`牋?/ Parallel prefix xor op to propagate both complement `
`牋?/ and swap info together from left to right (there is `
`牋?/ no step "cs ^= cs >> 1", so in effect it computes `
`牋?/ two independent parallel prefix operations on two `
`牋?/ interleaved sets of sixteen bits). `
` `
`牋 cs = cs ^ (cs >> 2); `
`牋燾s = cs ^ (cs >> 4); `
`牋燾s = cs ^ (cs >> 8); `
`牋燾s = cs ^ (cs >> 16); `
`牋爏wap = cs & 0x55555555;牋牋?// Separate the swap and `
`牋燾omp = (cs >> 1) & 0x55555555;?// complement bits. `
` `
`牋 t = (s & swap) ^ comp;牋牋牋 // Calculate x and y in `
`牋爏 = s ^ sr ^ t ^ (t << 1);牋 // the odd & even bit `
`牋牋牋牋牋牋牋牋牋牋牋牋牋牋牋牋// positions, resp. `
`牋爏 = s & ((1 << 2*n) - 1);牋?// Clear out any junk `
`牋牋牋牋牋牋牋牋牋牋牋牋牋牋牋牋// on the left (unpad). `
` `
`牋 // Now "unshuffle" to separate the x and y bits. `
` `
`牋 t = (s ^ (s >> 1)) & 0x22222222; s = s ^ t ^ (t << 1); `
`牋爐 = (s ^ (s >> 2)) & 0x0C0C0C0C; s = s ^ t ^ (t << 2); `
`牋爐 = (s ^ (s >> 4)) & 0x00F000F0; s = s ^ t ^ (t << 4); `
`牋爐 = (s ^ (s >> 8)) & 0x0000FF00; s = s ^ t ^ (t << 8); `
` `
`牋 *xp = s >> 16;牋牋牋牋牋牋牋 // Assign the two halves `
`牋?yp = s & 0xFFFF;牋牋牋牋牋?// of t to x and y. `
`} `

This is the quantity to which we want to apply the parallel prefix operation. PP-XOR is the one to use, going from left to right, because successive 1-bits meaning to complement or to swap have the same logical properties as exclusive or: Two successive 1-bits cancel each other.

Both signals (complement and swap) are propagated in the same PP-XOR operation, each working with every other bit of cs.

The next four assignment statements have the effect of translating each pair of bits of s into (x, y) values, with x being in the odd (leftmost) bit positions, and y being in the even bit positions. Although the logic may seem obscure, it is not difficult to verify that each pair of bits of s is transformed by the logic of the first two Boolean equations in Figure 14-7. (Suggestion: Consider separately how the even and odd bit positions are transformed, using the fact that t and sr are 0 in the odd positions.)

The rest of the procedure is self-explanatory.
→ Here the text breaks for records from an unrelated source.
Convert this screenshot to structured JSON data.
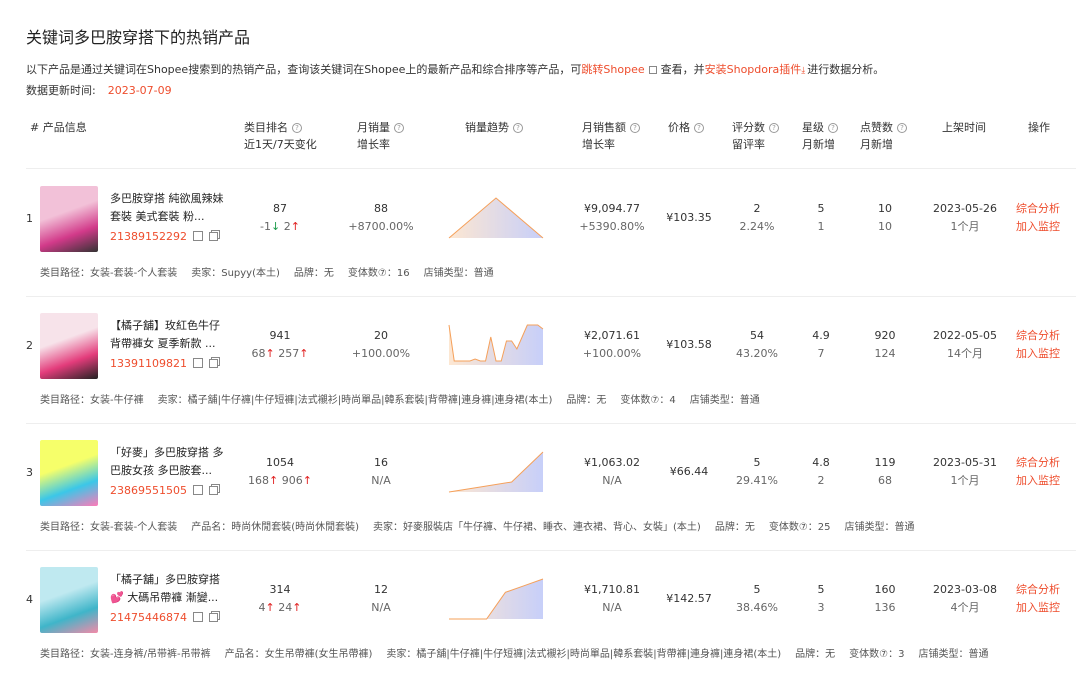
{
  "page": {
    "title": "关键词多巴胺穿搭下的热销产品",
    "desc_prefix": "以下产品是通过关键词在Shopee搜索到的热销产品，查询该关键词在Shopee上的最新产品和综合排序等产品，可",
    "link_jump": "跳转Shopee",
    "desc_mid": "查看，并",
    "link_install": "安装Shopdora插件",
    "desc_suffix": "进行数据分析。",
    "update_label": "数据更新时间:",
    "update_date": "2023-07-09"
  },
  "headers": {
    "product": "# 产品信息",
    "rank": "类目排名",
    "rank_sub": "近1天/7天变化",
    "sales": "月销量",
    "sales_sub": "增长率",
    "trend": "销量趋势",
    "revenue": "月销售额",
    "revenue_sub": "增长率",
    "price": "价格",
    "reviews": "评分数",
    "reviews_sub": "留评率",
    "stars": "星级",
    "stars_sub": "月新增",
    "likes": "点赞数",
    "likes_sub": "月新增",
    "listed": "上架时间",
    "action": "操作"
  },
  "rows": [
    {
      "num": "1",
      "name": "多巴胺穿搭 純欲風辣妹套裝 美式套裝 粉...",
      "id": "21389152292",
      "rank": "87",
      "rank_d1": "-1",
      "rank_d1_dir": "down",
      "rank_d7": "2",
      "rank_d7_dir": "up",
      "sales": "88",
      "sales_growth": "+8700.00%",
      "revenue": "¥9,094.77",
      "revenue_growth": "+5390.80%",
      "price": "¥103.35",
      "reviews": "2",
      "review_rate": "2.24%",
      "stars": "5",
      "stars_new": "1",
      "likes": "10",
      "likes_new": "10",
      "listed": "2023-05-26",
      "listed_ago": "1个月",
      "op1": "综合分析",
      "op2": "加入监控",
      "meta": [
        "类目路径：女装-套装-个人套装",
        "卖家：Supyy(本土)",
        "品牌：无",
        "变体数⑦：16",
        "店铺类型：普通"
      ],
      "trend": [
        0,
        88,
        0
      ]
    },
    {
      "num": "2",
      "name": "【橘子舖】玫紅色牛仔背帶褲女 夏季新款 ...",
      "id": "13391109821",
      "rank": "941",
      "rank_d1": "68",
      "rank_d1_dir": "up",
      "rank_d7": "257",
      "rank_d7_dir": "up",
      "sales": "20",
      "sales_growth": "+100.00%",
      "revenue": "¥2,071.61",
      "revenue_growth": "+100.00%",
      "price": "¥103.58",
      "reviews": "54",
      "review_rate": "43.20%",
      "stars": "4.9",
      "stars_new": "7",
      "likes": "920",
      "likes_new": "124",
      "listed": "2022-05-05",
      "listed_ago": "14个月",
      "op1": "综合分析",
      "op2": "加入监控",
      "meta": [
        "类目路径：女装-牛仔褲",
        "卖家：橘子舖|牛仔褲|牛仔短褲|法式襯衫|時尚單品|韓系套裝|背帶褲|連身褲|連身裙(本土)",
        "品牌：无",
        "变体数⑦：4",
        "店铺类型：普通"
      ],
      "trend": [
        20,
        2,
        2,
        2,
        2,
        3,
        2,
        2,
        14,
        2,
        2,
        12,
        12,
        8,
        14,
        20,
        20,
        20,
        18
      ]
    },
    {
      "num": "3",
      "name": "「好麥」多巴胺穿搭 多巴胺女孩 多巴胺套...",
      "id": "23869551505",
      "rank": "1054",
      "rank_d1": "168",
      "rank_d1_dir": "up",
      "rank_d7": "906",
      "rank_d7_dir": "up",
      "sales": "16",
      "sales_growth": "N/A",
      "revenue": "¥1,063.02",
      "revenue_growth": "N/A",
      "price": "¥66.44",
      "reviews": "5",
      "review_rate": "29.41%",
      "stars": "4.8",
      "stars_new": "2",
      "likes": "119",
      "likes_new": "68",
      "listed": "2023-05-31",
      "listed_ago": "1个月",
      "op1": "综合分析",
      "op2": "加入监控",
      "meta": [
        "类目路径：女装-套装-个人套装",
        "产品名：時尚休閒套裝(時尚休閒套裝)",
        "卖家：好麥服裝店「牛仔褲、牛仔裙、睡衣、連衣裙、背心、女裝」(本土)",
        "品牌：无",
        "变体数⑦：25",
        "店铺类型：普通"
      ],
      "trend": [
        0,
        2,
        4,
        16
      ]
    },
    {
      "num": "4",
      "name": "「橘子舖」多巴胺穿搭 💕 大碼吊帶褲 漸變...",
      "id": "21475446874",
      "rank": "314",
      "rank_d1": "4",
      "rank_d1_dir": "up",
      "rank_d7": "24",
      "rank_d7_dir": "up",
      "sales": "12",
      "sales_growth": "N/A",
      "revenue": "¥1,710.81",
      "revenue_growth": "N/A",
      "price": "¥142.57",
      "reviews": "5",
      "review_rate": "38.46%",
      "stars": "5",
      "stars_new": "3",
      "likes": "160",
      "likes_new": "136",
      "listed": "2023-03-08",
      "listed_ago": "4个月",
      "op1": "综合分析",
      "op2": "加入监控",
      "meta": [
        "类目路径：女装-连身裤/吊带裤-吊带裤",
        "产品名：女生吊帶褲(女生吊帶褲)",
        "卖家：橘子舖|牛仔褲|牛仔短褲|法式襯衫|時尚單品|韓系套裝|背帶褲|連身褲|連身裙(本土)",
        "品牌：无",
        "变体数⑦：3",
        "店铺类型：普通"
      ],
      "trend": [
        0,
        0,
        0,
        8,
        10,
        12
      ]
    }
  ],
  "colors": {
    "accent": "#ee4d2d",
    "up": "#e02020",
    "down": "#1a9a4a",
    "trend_area": "#c8d0fa",
    "trend_line": "#f5a05a"
  }
}
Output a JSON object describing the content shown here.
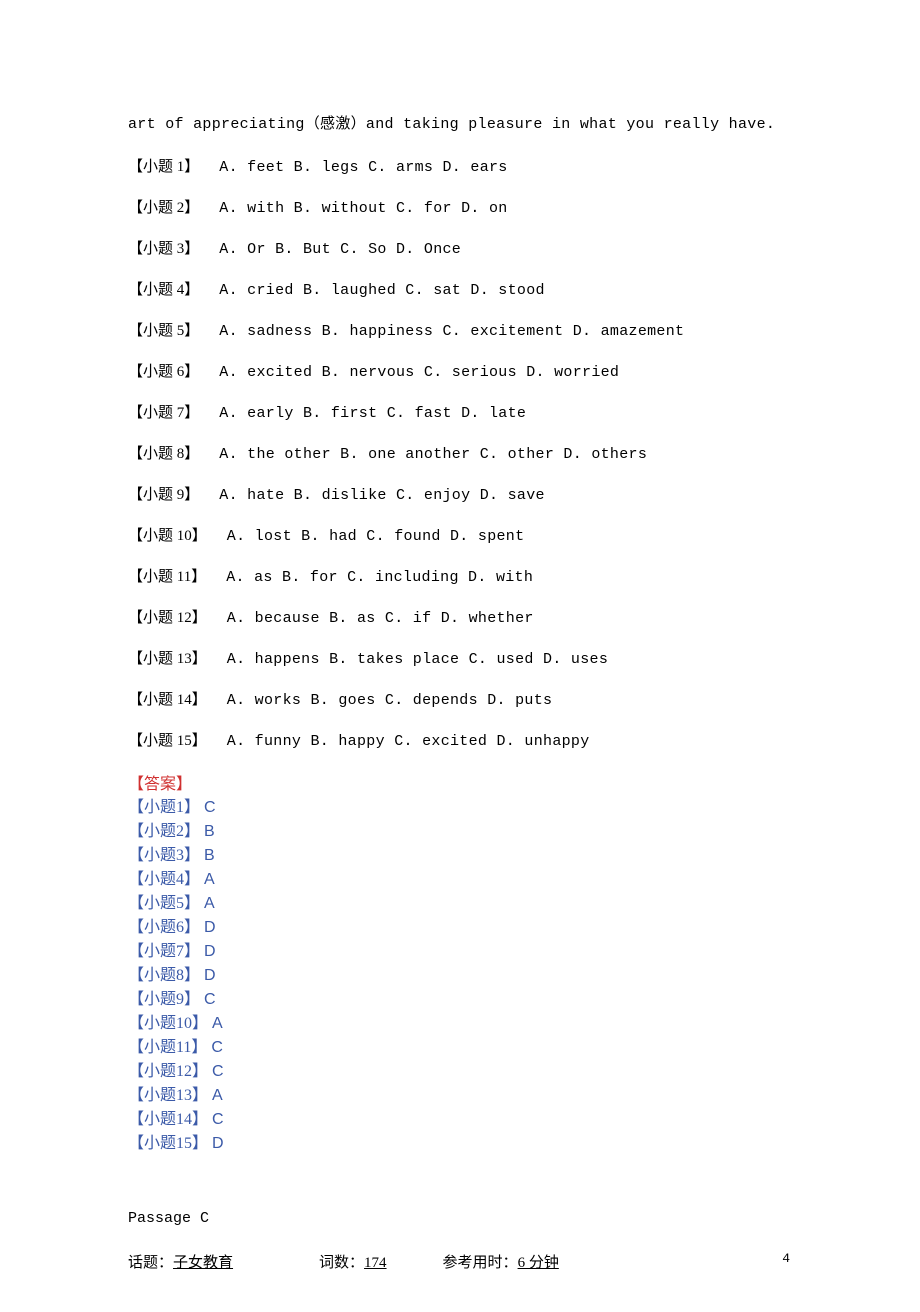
{
  "intro": "art of appreciating（感激）and taking pleasure in what you really have.",
  "questions": [
    {
      "label": "【小题 1】",
      "options": "A. feet B. legs C. arms D. ears"
    },
    {
      "label": "【小题 2】",
      "options": "A. with B. without  C. for  D. on"
    },
    {
      "label": "【小题 3】",
      "options": "A. Or  B. But  C. So  D. Once"
    },
    {
      "label": "【小题 4】",
      "options": "A. cried   B. laughed  C. sat  D. stood"
    },
    {
      "label": "【小题 5】",
      "options": "A. sadness  B. happiness   C. excitement  D. amazement"
    },
    {
      "label": "【小题 6】",
      "options": "A. excited  B. nervous  C. serious  D. worried"
    },
    {
      "label": "【小题 7】",
      "options": "A. early   B. first   C. fast D. late"
    },
    {
      "label": "【小题 8】",
      "options": "A. the other   B. one another  C. other   D. others"
    },
    {
      "label": "【小题 9】",
      "options": "A. hate B. dislike  C. enjoy   D. save"
    },
    {
      "label": "【小题 10】",
      "options": "A. lost B. had  C. found   D. spent"
    },
    {
      "label": "【小题 11】",
      "options": "A. as  B. for  C. including   D. with"
    },
    {
      "label": "【小题 12】",
      "options": "A. because  B. as   C. if  D. whether"
    },
    {
      "label": "【小题 13】",
      "options": "A. happens  B. takes place  C. used D. uses"
    },
    {
      "label": "【小题 14】",
      "options": "A. works   B. goes C. depends  D. puts"
    },
    {
      "label": "【小题 15】",
      "options": "A. funny   B. happy   C. excited  D. unhappy"
    }
  ],
  "answers_header": "【答案】",
  "answers": [
    {
      "label": "【小题1】",
      "letter": "C"
    },
    {
      "label": "【小题2】",
      "letter": "B"
    },
    {
      "label": "【小题3】",
      "letter": "B"
    },
    {
      "label": "【小题4】",
      "letter": "A"
    },
    {
      "label": "【小题5】",
      "letter": "A"
    },
    {
      "label": "【小题6】",
      "letter": "D"
    },
    {
      "label": "【小题7】",
      "letter": "D"
    },
    {
      "label": "【小题8】",
      "letter": "D"
    },
    {
      "label": "【小题9】",
      "letter": "C"
    },
    {
      "label": "【小题10】",
      "letter": "A"
    },
    {
      "label": "【小题11】",
      "letter": "C"
    },
    {
      "label": "【小题12】",
      "letter": "C"
    },
    {
      "label": "【小题13】",
      "letter": "A"
    },
    {
      "label": "【小题14】",
      "letter": "C"
    },
    {
      "label": "【小题15】",
      "letter": "D"
    }
  ],
  "passage_title": "Passage C",
  "meta": {
    "topic_label": "话题：",
    "topic_value": "子女教育",
    "words_label": "词数：",
    "words_value": "174",
    "time_label": "参考用时：",
    "time_value": "6 分钟"
  },
  "page_number": "4"
}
It executes in 66 basic RISC instructions (constant, branch-free), versus about 19n + 10 (average) for the code of Figure 14-6 (based on compiled code; includes prologs and epilogs, which are essentially nil). Thus, the parallel prefix method is faster for n 3.